To answer the above question – it is less than 3% of athletes competing that will actually win an Olympic Gold. Of the 10,500 athletes that compete, 302 will win Gold. Not winning, for some athletes can lead to a feeling of loss, depression and/or shame that can continue long after the event. In some countries losing means ‘losing face’ which has life long implications, as is the case for China’s ‘disgraced’ badminton team member Yu Yang who was disqualified [due to losing ‘on purpose’ to place in a more competitive ranking, yet still was not breaking any rules] and says she will never play the sport again. Jordan Metzl, a nationally recognized Sports Medicine Physician says, “Losing is often overlooked. Winning is celebrated but the pain of loss is significant” (Kesterton, 2012).

From the average spectator viewpoint like myself, whether I’m watching the events on television, or keeping up with wins through Twitter or online, the wins are celebrated, athletes glorified, and so they should be. These athletes have worked hours and years for a place on the podium. Yet what about the athletes that don’t make the podium, who trained just as many hours and years as those that did win? Most of these athletes have great attitudes, are positive, feel satisfied with their performance, feel they have won – yet I can’t stop thinking of the ones like A Lam Shin (below).

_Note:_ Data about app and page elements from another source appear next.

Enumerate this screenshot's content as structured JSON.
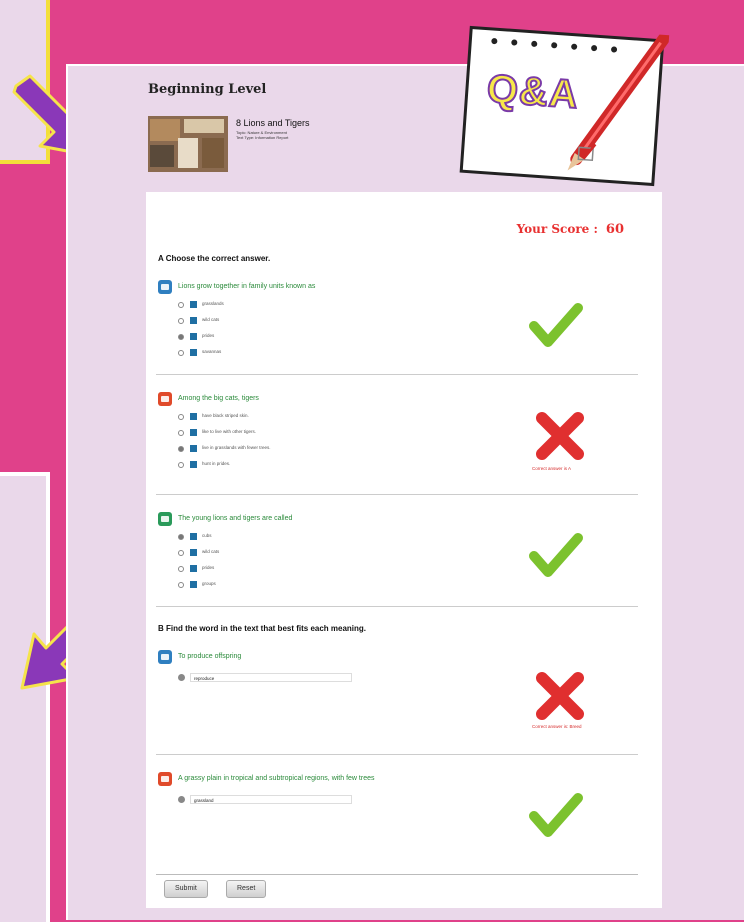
{
  "header": {
    "level_title": "Beginning Level",
    "book_title": "8 Lions and Tigers",
    "book_meta": "Topic: Nature & Environment\nText Type: Information Report"
  },
  "badge": {
    "label": "Q&A"
  },
  "score": {
    "label": "Your Score :",
    "value": "60"
  },
  "section_a": {
    "title": "A Choose the correct answer."
  },
  "questions": [
    {
      "text": "Lions grow together in family units known as",
      "options": [
        "grasslands",
        "wild cats",
        "prides",
        "savannas"
      ],
      "selected": 2,
      "result": "correct",
      "feedback": ""
    },
    {
      "text": "Among the big cats, tigers",
      "options": [
        "have black striped skin.",
        "like to live with other tigers.",
        "live in grasslands with fewer trees.",
        "hunt in prides."
      ],
      "selected": 2,
      "result": "wrong",
      "feedback": "Correct answer is A"
    },
    {
      "text": "The young lions and tigers are called",
      "options": [
        "cubs",
        "wild cats",
        "prides",
        "groups"
      ],
      "selected": 0,
      "result": "correct",
      "feedback": ""
    }
  ],
  "section_b": {
    "title": "B Find the word in the text that best fits each meaning."
  },
  "fill_questions": [
    {
      "text": "To produce offspring",
      "answer": "reproduce",
      "result": "wrong",
      "feedback": "Correct answer is: Breed"
    },
    {
      "text": "A grassy plain in tropical and subtropical regions, with few trees",
      "answer": "grassland",
      "result": "correct",
      "feedback": ""
    }
  ],
  "buttons": {
    "submit": "Submit",
    "reset": "Reset"
  },
  "colors": {
    "page_bg": "#e0418a",
    "panel_bg": "#ead8ea",
    "correct": "#7cc22e",
    "wrong": "#e02f2f",
    "score": "#e83030"
  }
}
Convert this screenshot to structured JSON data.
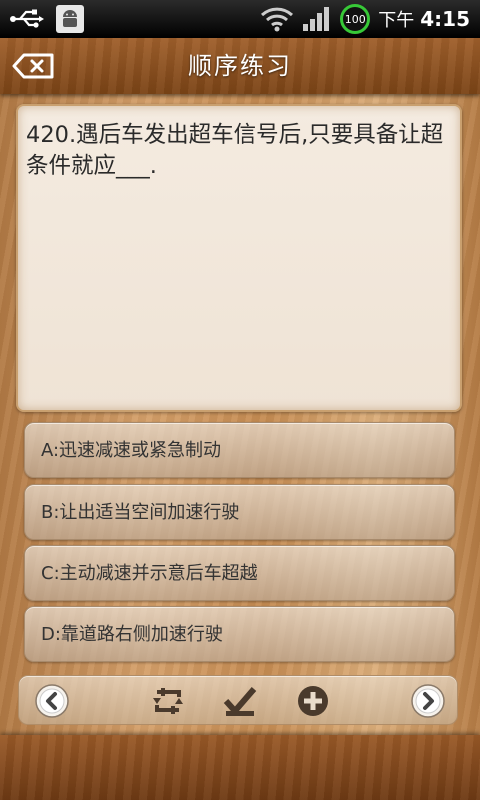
{
  "status_bar": {
    "battery_level": "100",
    "time_prefix": "下午",
    "time": "4:15"
  },
  "header": {
    "title": "顺序练习",
    "back_icon": "backspace-icon"
  },
  "question": {
    "text": "420.遇后车发出超车信号后,只要具备让超条件就应___."
  },
  "options": [
    {
      "label": "A:迅速减速或紧急制动"
    },
    {
      "label": "B:让出适当空间加速行驶"
    },
    {
      "label": "C:主动减速并示意后车超越"
    },
    {
      "label": "D:靠道路右侧加速行驶"
    }
  ],
  "toolbar": {
    "icons": [
      "chevron-left-icon",
      "switch-icon",
      "checklist-icon",
      "add-icon",
      "chevron-right-icon"
    ]
  },
  "colors": {
    "title_bar": "#8b4f22",
    "card_bg": "#f2e8dc",
    "option_bg": "#d6c8b8",
    "battery_ring": "#37c837"
  }
}
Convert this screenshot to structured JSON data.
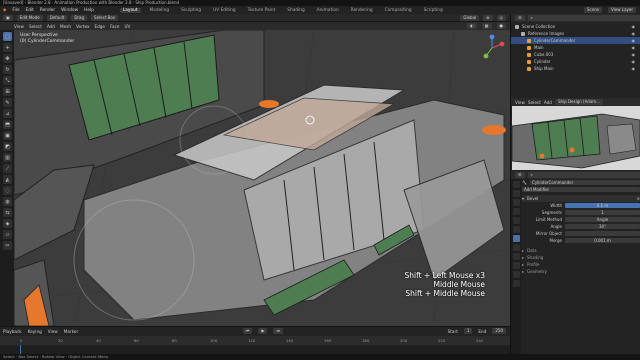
{
  "title_bar": {
    "text": "[Unsaved] - Blender 2.8 · Animation Production with Blender 2.8 · Ship Production.blend"
  },
  "menu": [
    "File",
    "Edit",
    "Render",
    "Window",
    "Help"
  ],
  "workspaces": [
    "Layout",
    "Modeling",
    "Sculpting",
    "UV Editing",
    "Texture Paint",
    "Shading",
    "Animation",
    "Rendering",
    "Compositing",
    "Scripting"
  ],
  "active_workspace": "Layout",
  "scene": {
    "label": "Scene",
    "view_layer": "View Layer"
  },
  "header": {
    "mode": "Edit Mode",
    "orientation": "Default",
    "drag": "Drag",
    "select": "Select Box",
    "pivot": "Global",
    "view_items": [
      "View",
      "Select",
      "Add",
      "Mesh",
      "Vertex",
      "Edge",
      "Face",
      "UV"
    ]
  },
  "viewport": {
    "perspective": "User Perspective",
    "object": "(0) CylinderCommander",
    "hint_lines": [
      "Shift + Left Mouse x3",
      "Middle Mouse",
      "Shift + Middle Mouse"
    ]
  },
  "timeline": {
    "menus": [
      "Playback",
      "Keying",
      "View",
      "Marker"
    ],
    "ruler": [
      "0",
      "20",
      "40",
      "60",
      "80",
      "100",
      "120",
      "140",
      "160",
      "180",
      "200",
      "220",
      "240"
    ],
    "start_label": "Start",
    "start": "1",
    "end_label": "End",
    "end": "250"
  },
  "outliner": {
    "title": "Scene Collection",
    "rows": [
      {
        "name": "Scene Collection",
        "icon": "collection-icon",
        "color": "#b0b0b0",
        "selected": false,
        "indent": 0
      },
      {
        "name": "Reference Images",
        "icon": "collection-icon",
        "color": "#b0b0b0",
        "selected": false,
        "indent": 1
      },
      {
        "name": "CylinderCommander",
        "icon": "mesh-icon",
        "color": "#e59f3a",
        "selected": true,
        "indent": 2
      },
      {
        "name": "Main",
        "icon": "mesh-icon",
        "color": "#e59f3a",
        "selected": false,
        "indent": 2
      },
      {
        "name": "Cube.003",
        "icon": "mesh-icon",
        "color": "#e59f3a",
        "selected": false,
        "indent": 2
      },
      {
        "name": "Cylinder",
        "icon": "mesh-icon",
        "color": "#e59f3a",
        "selected": false,
        "indent": 2
      },
      {
        "name": "Ship Main",
        "icon": "mesh-icon",
        "color": "#e59f3a",
        "selected": false,
        "indent": 2
      }
    ]
  },
  "mini_header": [
    "View",
    "Select",
    "Add",
    "Ship Design (Adam..."
  ],
  "properties": {
    "object_name": "CylinderCommander",
    "add_modifier": "Add Modifier",
    "modifier": "Bevel",
    "rows": [
      {
        "label": "Width",
        "value": "0.1 m"
      },
      {
        "label": "Segments",
        "value": "1"
      },
      {
        "label": "Limit Method",
        "value": "Angle"
      },
      {
        "label": "Angle",
        "value": "30°"
      },
      {
        "label": "Mirror Object",
        "value": ""
      },
      {
        "label": "Merge",
        "value": "0.001 m"
      }
    ],
    "sections": [
      "Data",
      "Shading",
      "Profile",
      "Geometry"
    ]
  },
  "status": "Select  ·  Box Select  ·  Rotate View  ·  Object Context Menu",
  "colors": {
    "accent": "#4772b3",
    "selection": "#334d80",
    "ship_green": "#4a7a4e",
    "orange": "#e5782d"
  }
}
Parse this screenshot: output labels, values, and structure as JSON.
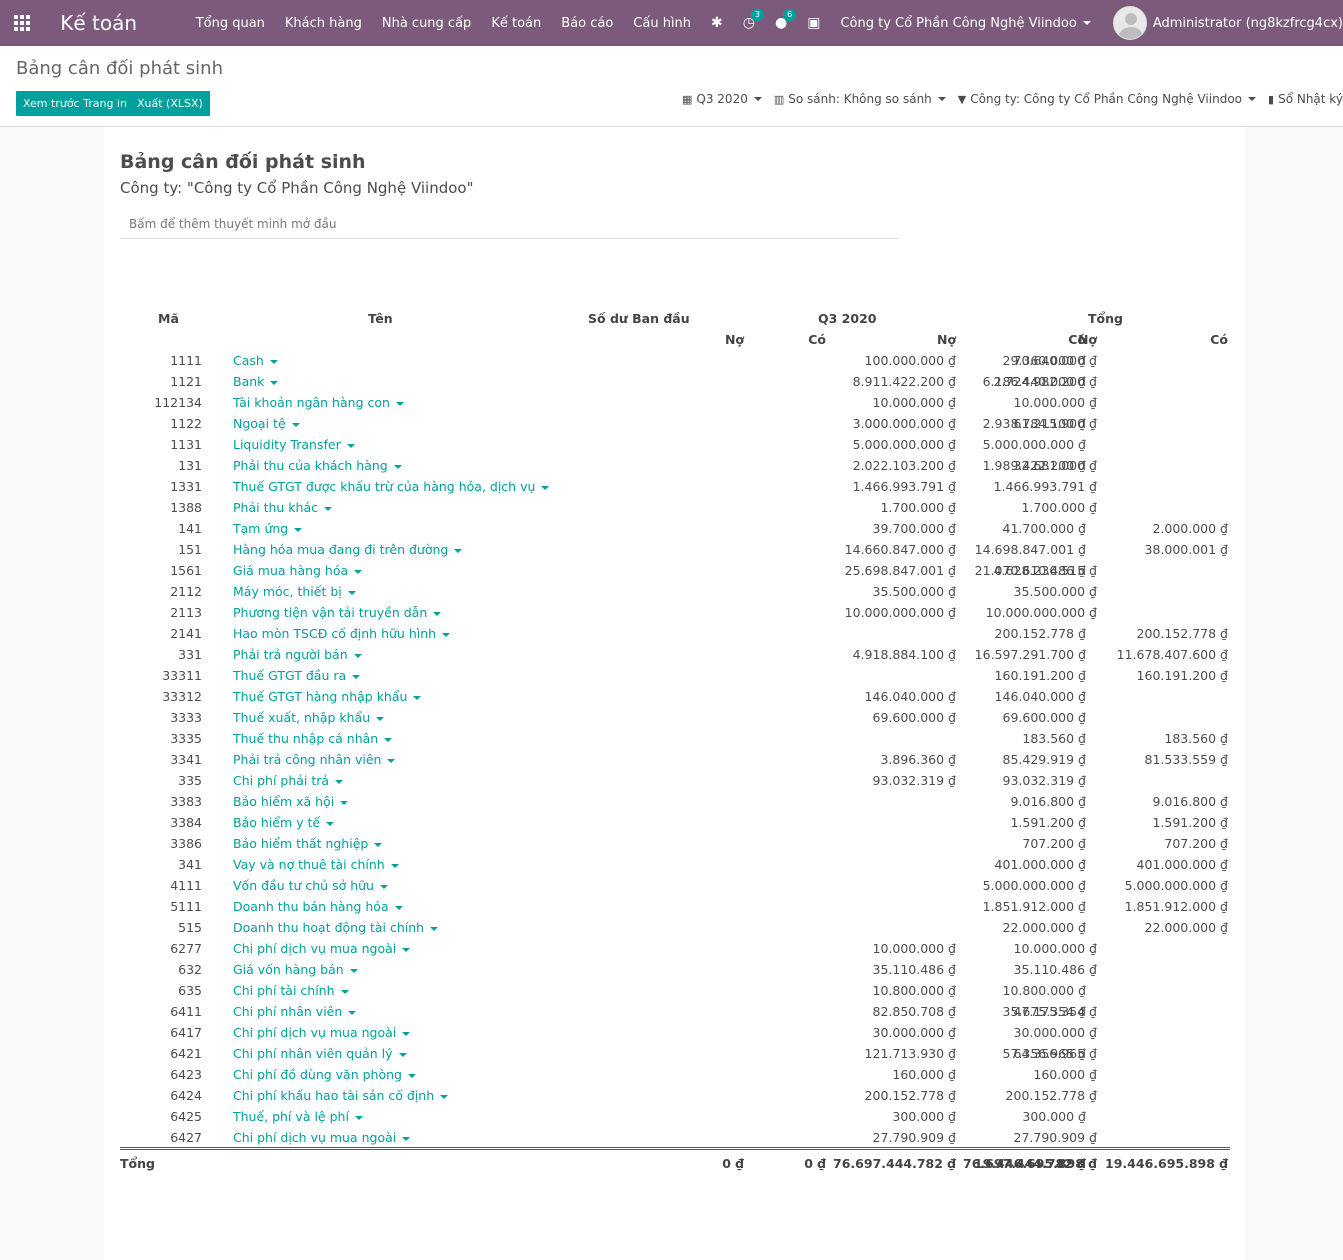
{
  "app": {
    "title": "Kế toán"
  },
  "menu": [
    "Tổng quan",
    "Khách hàng",
    "Nhà cung cấp",
    "Kế toán",
    "Báo cáo",
    "Cấu hình"
  ],
  "systray": {
    "activity_count": "3",
    "message_count": "6",
    "company": "Công ty Cổ Phần Công Nghệ Viindoo",
    "user": "Administrator (ng8kzfrcg4cx)"
  },
  "breadcrumb": "Bảng cân đối phát sinh",
  "buttons": {
    "print_preview": "Xem trước Trang in",
    "export_xlsx": "Xuất (XLSX)"
  },
  "filters": {
    "period": "Q3 2020",
    "comparison": "So sánh: Không so sánh",
    "company": "Công ty: Công ty Cổ Phần Công Nghệ Viindoo",
    "journals": "Sổ Nhật ký: Tất cả"
  },
  "report": {
    "title": "Bảng cân đối phát sinh",
    "company": "Công ty: \"Công ty Cổ Phần Công Nghệ Viindoo\"",
    "note_placeholder": "Bấm để thêm thuyết minh mở đầu",
    "headers": {
      "code": "Mã",
      "name": "Tên",
      "initial": "Số dư Ban đầu",
      "period": "Q3 2020",
      "total": "Tổng",
      "debit": "Nợ",
      "credit": "Có"
    },
    "rows": [
      {
        "code": "1111",
        "name": "Cash",
        "n1": "",
        "c1": "",
        "n2": "100.000.000 ₫",
        "c2": "29.360.000 ₫",
        "n3": "70.640.000 ₫",
        "c3": ""
      },
      {
        "code": "1121",
        "name": "Bank",
        "n1": "",
        "c1": "",
        "n2": "8.911.422.200 ₫",
        "c2": "6.186.440.000 ₫",
        "n3": "2.724.982.200 ₫",
        "c3": ""
      },
      {
        "code": "112134",
        "name": "Tài khoản ngân hàng con",
        "n1": "",
        "c1": "",
        "n2": "10.000.000 ₫",
        "c2": "",
        "n3": "10.000.000 ₫",
        "c3": ""
      },
      {
        "code": "1122",
        "name": "Ngoại tệ",
        "n1": "",
        "c1": "",
        "n2": "3.000.000.000 ₫",
        "c2": "2.938.784.100 ₫",
        "n3": "61.215.900 ₫",
        "c3": ""
      },
      {
        "code": "1131",
        "name": "Liquidity Transfer",
        "n1": "",
        "c1": "",
        "n2": "5.000.000.000 ₫",
        "c2": "5.000.000.000 ₫",
        "n3": "",
        "c3": ""
      },
      {
        "code": "131",
        "name": "Phải thu của khách hàng",
        "n1": "",
        "c1": "",
        "n2": "2.022.103.200 ₫",
        "c2": "1.989.422.200 ₫",
        "n3": "32.681.000 ₫",
        "c3": ""
      },
      {
        "code": "1331",
        "name": "Thuế GTGT được khấu trừ của hàng hóa, dịch vụ",
        "n1": "",
        "c1": "",
        "n2": "1.466.993.791 ₫",
        "c2": "",
        "n3": "1.466.993.791 ₫",
        "c3": ""
      },
      {
        "code": "1388",
        "name": "Phải thu khác",
        "n1": "",
        "c1": "",
        "n2": "1.700.000 ₫",
        "c2": "",
        "n3": "1.700.000 ₫",
        "c3": ""
      },
      {
        "code": "141",
        "name": "Tạm ứng",
        "n1": "",
        "c1": "",
        "n2": "39.700.000 ₫",
        "c2": "41.700.000 ₫",
        "n3": "",
        "c3": "2.000.000 ₫"
      },
      {
        "code": "151",
        "name": "Hàng hóa mua đang đi trên đường",
        "n1": "",
        "c1": "",
        "n2": "14.660.847.000 ₫",
        "c2": "14.698.847.001 ₫",
        "n3": "",
        "c3": "38.000.001 ₫"
      },
      {
        "code": "1561",
        "name": "Giá mua hàng hóa",
        "n1": "",
        "c1": "",
        "n2": "25.698.847.001 ₫",
        "c2": "21.070.610.486 ₫",
        "n3": "4.628.236.515 ₫",
        "c3": ""
      },
      {
        "code": "2112",
        "name": "Máy móc, thiết bị",
        "n1": "",
        "c1": "",
        "n2": "35.500.000 ₫",
        "c2": "",
        "n3": "35.500.000 ₫",
        "c3": ""
      },
      {
        "code": "2113",
        "name": "Phương tiện vận tải truyền dẫn",
        "n1": "",
        "c1": "",
        "n2": "10.000.000.000 ₫",
        "c2": "",
        "n3": "10.000.000.000 ₫",
        "c3": ""
      },
      {
        "code": "2141",
        "name": "Hao mòn TSCĐ cố định hữu hình",
        "n1": "",
        "c1": "",
        "n2": "",
        "c2": "200.152.778 ₫",
        "n3": "",
        "c3": "200.152.778 ₫"
      },
      {
        "code": "331",
        "name": "Phải trả người bán",
        "n1": "",
        "c1": "",
        "n2": "4.918.884.100 ₫",
        "c2": "16.597.291.700 ₫",
        "n3": "",
        "c3": "11.678.407.600 ₫"
      },
      {
        "code": "33311",
        "name": "Thuế GTGT đầu ra",
        "n1": "",
        "c1": "",
        "n2": "",
        "c2": "160.191.200 ₫",
        "n3": "",
        "c3": "160.191.200 ₫"
      },
      {
        "code": "33312",
        "name": "Thuế GTGT hàng nhập khẩu",
        "n1": "",
        "c1": "",
        "n2": "146.040.000 ₫",
        "c2": "146.040.000 ₫",
        "n3": "",
        "c3": ""
      },
      {
        "code": "3333",
        "name": "Thuế xuất, nhập khẩu",
        "n1": "",
        "c1": "",
        "n2": "69.600.000 ₫",
        "c2": "69.600.000 ₫",
        "n3": "",
        "c3": ""
      },
      {
        "code": "3335",
        "name": "Thuế thu nhập cá nhân",
        "n1": "",
        "c1": "",
        "n2": "",
        "c2": "183.560 ₫",
        "n3": "",
        "c3": "183.560 ₫"
      },
      {
        "code": "3341",
        "name": "Phải trả công nhân viên",
        "n1": "",
        "c1": "",
        "n2": "3.896.360 ₫",
        "c2": "85.429.919 ₫",
        "n3": "",
        "c3": "81.533.559 ₫"
      },
      {
        "code": "335",
        "name": "Chi phí phải trả",
        "n1": "",
        "c1": "",
        "n2": "93.032.319 ₫",
        "c2": "93.032.319 ₫",
        "n3": "",
        "c3": ""
      },
      {
        "code": "3383",
        "name": "Bảo hiểm xã hội",
        "n1": "",
        "c1": "",
        "n2": "",
        "c2": "9.016.800 ₫",
        "n3": "",
        "c3": "9.016.800 ₫"
      },
      {
        "code": "3384",
        "name": "Bảo hiểm y tế",
        "n1": "",
        "c1": "",
        "n2": "",
        "c2": "1.591.200 ₫",
        "n3": "",
        "c3": "1.591.200 ₫"
      },
      {
        "code": "3386",
        "name": "Bảo hiểm thất nghiệp",
        "n1": "",
        "c1": "",
        "n2": "",
        "c2": "707.200 ₫",
        "n3": "",
        "c3": "707.200 ₫"
      },
      {
        "code": "341",
        "name": "Vay và nợ thuê tài chính",
        "n1": "",
        "c1": "",
        "n2": "",
        "c2": "401.000.000 ₫",
        "n3": "",
        "c3": "401.000.000 ₫"
      },
      {
        "code": "4111",
        "name": "Vốn đầu tư chủ sở hữu",
        "n1": "",
        "c1": "",
        "n2": "",
        "c2": "5.000.000.000 ₫",
        "n3": "",
        "c3": "5.000.000.000 ₫"
      },
      {
        "code": "5111",
        "name": "Doanh thu bán hàng hóa",
        "n1": "",
        "c1": "",
        "n2": "",
        "c2": "1.851.912.000 ₫",
        "n3": "",
        "c3": "1.851.912.000 ₫"
      },
      {
        "code": "515",
        "name": "Doanh thu hoạt động tài chính",
        "n1": "",
        "c1": "",
        "n2": "",
        "c2": "22.000.000 ₫",
        "n3": "",
        "c3": "22.000.000 ₫"
      },
      {
        "code": "6277",
        "name": "Chi phí dịch vụ mua ngoài",
        "n1": "",
        "c1": "",
        "n2": "10.000.000 ₫",
        "c2": "",
        "n3": "10.000.000 ₫",
        "c3": ""
      },
      {
        "code": "632",
        "name": "Giá vốn hàng bán",
        "n1": "",
        "c1": "",
        "n2": "35.110.486 ₫",
        "c2": "",
        "n3": "35.110.486 ₫",
        "c3": ""
      },
      {
        "code": "635",
        "name": "Chi phí tài chính",
        "n1": "",
        "c1": "",
        "n2": "10.800.000 ₫",
        "c2": "10.800.000 ₫",
        "n3": "",
        "c3": ""
      },
      {
        "code": "6411",
        "name": "Chi phí nhân viên",
        "n1": "",
        "c1": "",
        "n2": "82.850.708 ₫",
        "c2": "35.675.354 ₫",
        "n3": "47.175.354 ₫",
        "c3": ""
      },
      {
        "code": "6417",
        "name": "Chi phí dịch vụ mua ngoài",
        "n1": "",
        "c1": "",
        "n2": "30.000.000 ₫",
        "c2": "",
        "n3": "30.000.000 ₫",
        "c3": ""
      },
      {
        "code": "6421",
        "name": "Chi phí nhân viên quản lý",
        "n1": "",
        "c1": "",
        "n2": "121.713.930 ₫",
        "c2": "57.356.965 ₫",
        "n3": "64.356.965 ₫",
        "c3": ""
      },
      {
        "code": "6423",
        "name": "Chi phí đồ dùng văn phòng",
        "n1": "",
        "c1": "",
        "n2": "160.000 ₫",
        "c2": "",
        "n3": "160.000 ₫",
        "c3": ""
      },
      {
        "code": "6424",
        "name": "Chi phí khấu hao tài sản cố định",
        "n1": "",
        "c1": "",
        "n2": "200.152.778 ₫",
        "c2": "",
        "n3": "200.152.778 ₫",
        "c3": ""
      },
      {
        "code": "6425",
        "name": "Thuế, phí và lệ phí",
        "n1": "",
        "c1": "",
        "n2": "300.000 ₫",
        "c2": "300.000 ₫",
        "n3": "",
        "c3": ""
      },
      {
        "code": "6427",
        "name": "Chi phí dịch vụ mua ngoài",
        "n1": "",
        "c1": "",
        "n2": "27.790.909 ₫",
        "c2": "",
        "n3": "27.790.909 ₫",
        "c3": ""
      }
    ],
    "total": {
      "label": "Tổng",
      "n1": "0 ₫",
      "c1": "0 ₫",
      "n2": "76.697.444.782 ₫",
      "c2": "76.697.444.782 ₫",
      "n3": "19.446.695.898 ₫",
      "c3": "19.446.695.898 ₫"
    }
  }
}
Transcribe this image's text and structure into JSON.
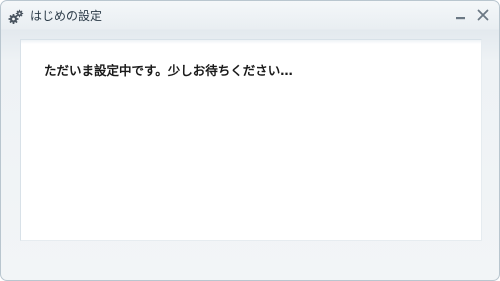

Making it to the Olympics is an outstanding accomplishment, yet the pressure these athletes face, even for those winning a Gold medal is something the average spectator cannot imagine. All athletes present at the games are winners in their own right – my hope is that they are made to feel the same way.

Few Win Gold, Globe Life, Kesterton, M., The Globe and Mail, August 3, 2012
Korean fencer escorted out after staging Olympic sit-in in protest of judging, Reuters, July 31, 2012